*TASK DESCRIPTION*: Exactly as written, retype the listing below, omitting the pictures.
········
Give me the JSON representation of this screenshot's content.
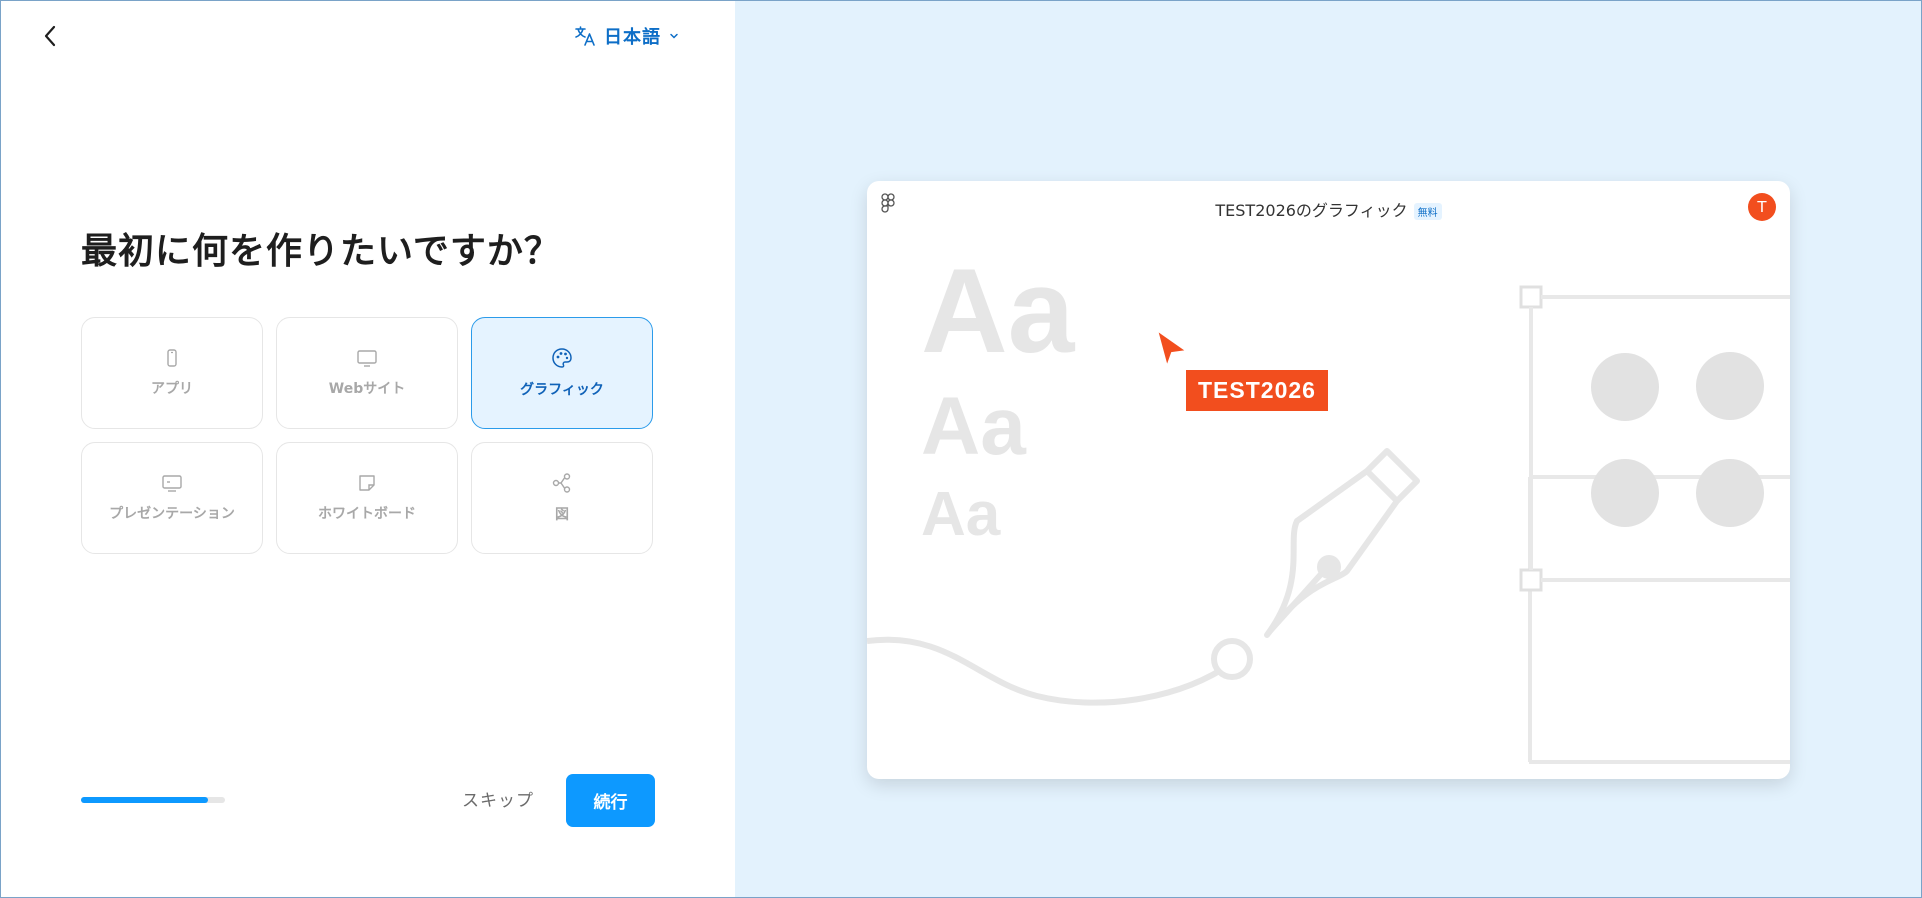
{
  "header": {
    "language_label": "日本語"
  },
  "main": {
    "title": "最初に何を作りたいですか？",
    "options": [
      {
        "label": "アプリ",
        "icon": "phone-icon",
        "selected": false
      },
      {
        "label": "Webサイト",
        "icon": "monitor-icon",
        "selected": false
      },
      {
        "label": "グラフィック",
        "icon": "palette-icon",
        "selected": true
      },
      {
        "label": "プレゼンテーション",
        "icon": "presentation-icon",
        "selected": false
      },
      {
        "label": "ホワイトボード",
        "icon": "sticky-note-icon",
        "selected": false
      },
      {
        "label": "図",
        "icon": "diagram-icon",
        "selected": false
      }
    ]
  },
  "footer": {
    "progress": 0.88,
    "skip_label": "スキップ",
    "continue_label": "続行"
  },
  "preview": {
    "title": "TEST2026のグラフィック",
    "badge": "無料",
    "avatar_initial": "T",
    "sample_text_large": "Aa",
    "sample_text_medium": "Aa",
    "sample_text_small": "Aa",
    "cursor_tag": "TEST2026"
  },
  "colors": {
    "accent": "#0d99ff",
    "selected_bg": "#e5f3ff",
    "right_bg": "#e3f2fd",
    "brand_orange": "#f24e1e"
  }
}
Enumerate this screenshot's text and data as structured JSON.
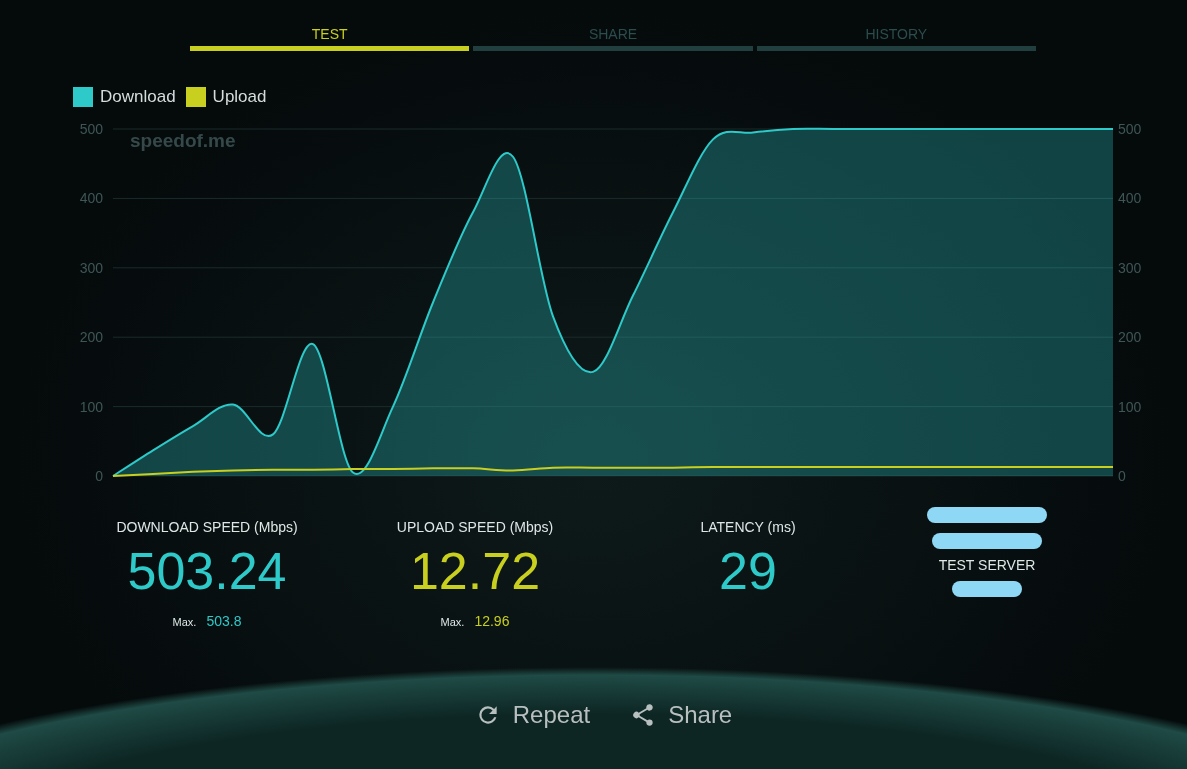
{
  "tabs": [
    {
      "label": "TEST",
      "selected": true
    },
    {
      "label": "SHARE",
      "selected": false
    },
    {
      "label": "HISTORY",
      "selected": false
    }
  ],
  "chart": {
    "brand": "speedof.me",
    "right_ticks": [
      "500",
      "400",
      "300",
      "200",
      "100",
      "0"
    ],
    "chart_data": {
      "type": "area",
      "grid": true,
      "ylim": [
        0,
        500
      ],
      "yticks": [
        0,
        100,
        200,
        300,
        400,
        500
      ],
      "series": [
        {
          "name": "Download",
          "type": "area",
          "color": "#2ec9c9",
          "values": [
            0,
            37,
            72,
            103,
            60,
            190,
            5,
            100,
            250,
            380,
            460,
            230,
            150,
            260,
            380,
            485,
            495,
            500,
            500,
            500,
            500,
            500,
            500,
            500,
            500,
            500
          ]
        },
        {
          "name": "Upload",
          "type": "line",
          "color": "#c8cf1e",
          "values": [
            0,
            3,
            6,
            8,
            9,
            9,
            10,
            10,
            11,
            11,
            8,
            12,
            12,
            12,
            12,
            13,
            13,
            13,
            13,
            13,
            13,
            13,
            13,
            13,
            13,
            13
          ]
        }
      ]
    }
  },
  "stats": [
    {
      "label": "DOWNLOAD SPEED (Mbps)",
      "value": "503.24",
      "max_label": "Max.",
      "max_value": "503.8",
      "color": "#2ec9c9"
    },
    {
      "label": "UPLOAD SPEED (Mbps)",
      "value": "12.72",
      "max_label": "Max.",
      "max_value": "12.96",
      "color": "#c8cf1e"
    },
    {
      "label": "LATENCY (ms)",
      "value": "29",
      "color": "#2ec9c9"
    }
  ],
  "server": {
    "label": "TEST SERVER"
  },
  "actions": [
    {
      "label": "Repeat",
      "kind": "repeat"
    },
    {
      "label": "Share",
      "kind": "share"
    }
  ]
}
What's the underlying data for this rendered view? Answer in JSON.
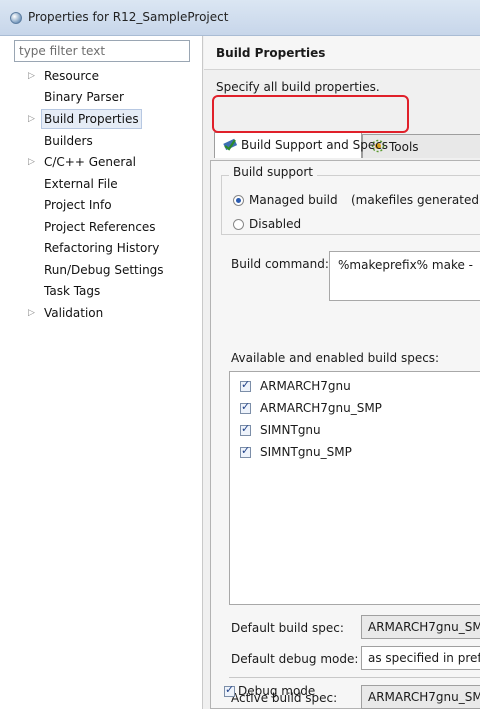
{
  "window": {
    "title": "Properties for R12_SampleProject"
  },
  "filter": {
    "placeholder": "type filter text"
  },
  "tree": {
    "items": [
      {
        "label": "Resource",
        "expandable": true
      },
      {
        "label": "Binary Parser",
        "expandable": false
      },
      {
        "label": "Build Properties",
        "expandable": true,
        "selected": true
      },
      {
        "label": "Builders",
        "expandable": false
      },
      {
        "label": "C/C++ General",
        "expandable": true
      },
      {
        "label": "External File",
        "expandable": false
      },
      {
        "label": "Project Info",
        "expandable": false
      },
      {
        "label": "Project References",
        "expandable": false
      },
      {
        "label": "Refactoring History",
        "expandable": false
      },
      {
        "label": "Run/Debug Settings",
        "expandable": false
      },
      {
        "label": "Task Tags",
        "expandable": false
      },
      {
        "label": "Validation",
        "expandable": true
      }
    ]
  },
  "page": {
    "title": "Build Properties",
    "description": "Specify all build properties."
  },
  "tabs": [
    {
      "label": "Build Support and Specs",
      "icon": "build-support-icon",
      "active": true
    },
    {
      "label": "Tools",
      "icon": "tools-icon",
      "active": false
    }
  ],
  "build_support": {
    "legend": "Build support",
    "managed_label": "Managed build",
    "managed_note": "(makefiles generated",
    "disabled_label": "Disabled",
    "selected": "managed"
  },
  "build_command": {
    "label": "Build command:",
    "value": "%makeprefix% make -"
  },
  "specs": {
    "label": "Available and enabled build specs:",
    "items": [
      {
        "label": "ARMARCH7gnu",
        "checked": true
      },
      {
        "label": "ARMARCH7gnu_SMP",
        "checked": true
      },
      {
        "label": "SIMNTgnu",
        "checked": true
      },
      {
        "label": "SIMNTgnu_SMP",
        "checked": true
      }
    ]
  },
  "defaults": {
    "build_spec_label": "Default build spec:",
    "build_spec_value": "ARMARCH7gnu_SM",
    "debug_mode_label": "Default debug mode:",
    "debug_mode_value": "as specified in pref",
    "active_spec_label": "Active build spec:",
    "active_spec_value": "ARMARCH7gnu_SM"
  },
  "debug_mode": {
    "label": "Debug mode",
    "checked": true
  },
  "colors": {
    "highlight": "#e0202a",
    "selection": "#e5ecf6",
    "accent": "#2a5bb0"
  }
}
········
*TASK RESPONSE*:
Give me the JSON representation of this screenshot's content.
{
  "header": {
    "language_label": "日本語"
  },
  "main": {
    "title": "最初に何を作りたいですか？",
    "options": [
      {
        "label": "アプリ",
        "icon": "phone-icon",
        "selected": false
      },
      {
        "label": "Webサイト",
        "icon": "monitor-icon",
        "selected": false
      },
      {
        "label": "グラフィック",
        "icon": "palette-icon",
        "selected": true
      },
      {
        "label": "プレゼンテーション",
        "icon": "presentation-icon",
        "selected": false
      },
      {
        "label": "ホワイトボード",
        "icon": "sticky-note-icon",
        "selected": false
      },
      {
        "label": "図",
        "icon": "diagram-icon",
        "selected": false
      }
    ]
  },
  "footer": {
    "progress": 0.88,
    "skip_label": "スキップ",
    "continue_label": "続行"
  },
  "preview": {
    "title": "TEST2026のグラフィック",
    "badge": "無料",
    "avatar_initial": "T",
    "sample_text_large": "Aa",
    "sample_text_medium": "Aa",
    "sample_text_small": "Aa",
    "cursor_tag": "TEST2026"
  },
  "colors": {
    "accent": "#0d99ff",
    "selected_bg": "#e5f3ff",
    "right_bg": "#e3f2fd",
    "brand_orange": "#f24e1e"
  }
}
Enumerate this screenshot's text and data as structured JSON.
{
  "tabs": [
    {
      "label": "TEST",
      "selected": true
    },
    {
      "label": "SHARE",
      "selected": false
    },
    {
      "label": "HISTORY",
      "selected": false
    }
  ],
  "chart": {
    "brand": "speedof.me",
    "right_ticks": [
      "500",
      "400",
      "300",
      "200",
      "100",
      "0"
    ],
    "chart_data": {
      "type": "area",
      "grid": true,
      "ylim": [
        0,
        500
      ],
      "yticks": [
        0,
        100,
        200,
        300,
        400,
        500
      ],
      "series": [
        {
          "name": "Download",
          "type": "area",
          "color": "#2ec9c9",
          "values": [
            0,
            37,
            72,
            103,
            60,
            190,
            5,
            100,
            250,
            380,
            460,
            230,
            150,
            260,
            380,
            485,
            495,
            500,
            500,
            500,
            500,
            500,
            500,
            500,
            500,
            500
          ]
        },
        {
          "name": "Upload",
          "type": "line",
          "color": "#c8cf1e",
          "values": [
            0,
            3,
            6,
            8,
            9,
            9,
            10,
            10,
            11,
            11,
            8,
            12,
            12,
            12,
            12,
            13,
            13,
            13,
            13,
            13,
            13,
            13,
            13,
            13,
            13,
            13
          ]
        }
      ]
    }
  },
  "stats": [
    {
      "label": "DOWNLOAD SPEED (Mbps)",
      "value": "503.24",
      "max_label": "Max.",
      "max_value": "503.8",
      "color": "#2ec9c9"
    },
    {
      "label": "UPLOAD SPEED (Mbps)",
      "value": "12.72",
      "max_label": "Max.",
      "max_value": "12.96",
      "color": "#c8cf1e"
    },
    {
      "label": "LATENCY (ms)",
      "value": "29",
      "color": "#2ec9c9"
    }
  ],
  "server": {
    "label": "TEST SERVER"
  },
  "actions": [
    {
      "label": "Repeat",
      "kind": "repeat"
    },
    {
      "label": "Share",
      "kind": "share"
    }
  ]
}
What's the underlying data for this rendered view? Answer in JSON.
{
  "window": {
    "title": "Properties for R12_SampleProject"
  },
  "filter": {
    "placeholder": "type filter text"
  },
  "tree": {
    "items": [
      {
        "label": "Resource",
        "expandable": true
      },
      {
        "label": "Binary Parser",
        "expandable": false
      },
      {
        "label": "Build Properties",
        "expandable": true,
        "selected": true
      },
      {
        "label": "Builders",
        "expandable": false
      },
      {
        "label": "C/C++ General",
        "expandable": true
      },
      {
        "label": "External File",
        "expandable": false
      },
      {
        "label": "Project Info",
        "expandable": false
      },
      {
        "label": "Project References",
        "expandable": false
      },
      {
        "label": "Refactoring History",
        "expandable": false
      },
      {
        "label": "Run/Debug Settings",
        "expandable": false
      },
      {
        "label": "Task Tags",
        "expandable": false
      },
      {
        "label": "Validation",
        "expandable": true
      }
    ]
  },
  "page": {
    "title": "Build Properties",
    "description": "Specify all build properties."
  },
  "tabs": [
    {
      "label": "Build Support and Specs",
      "icon": "build-support-icon",
      "active": true
    },
    {
      "label": "Tools",
      "icon": "tools-icon",
      "active": false
    }
  ],
  "build_support": {
    "legend": "Build support",
    "managed_label": "Managed build",
    "managed_note": "(makefiles generated",
    "disabled_label": "Disabled",
    "selected": "managed"
  },
  "build_command": {
    "label": "Build command:",
    "value": "%makeprefix% make -"
  },
  "specs": {
    "label": "Available and enabled build specs:",
    "items": [
      {
        "label": "ARMARCH7gnu",
        "checked": true
      },
      {
        "label": "ARMARCH7gnu_SMP",
        "checked": true
      },
      {
        "label": "SIMNTgnu",
        "checked": true
      },
      {
        "label": "SIMNTgnu_SMP",
        "checked": true
      }
    ]
  },
  "defaults": {
    "build_spec_label": "Default build spec:",
    "build_spec_value": "ARMARCH7gnu_SM",
    "debug_mode_label": "Default debug mode:",
    "debug_mode_value": "as specified in pref",
    "active_spec_label": "Active build spec:",
    "active_spec_value": "ARMARCH7gnu_SM"
  },
  "debug_mode": {
    "label": "Debug mode",
    "checked": true
  },
  "colors": {
    "highlight": "#e0202a",
    "selection": "#e5ecf6",
    "accent": "#2a5bb0"
  }
}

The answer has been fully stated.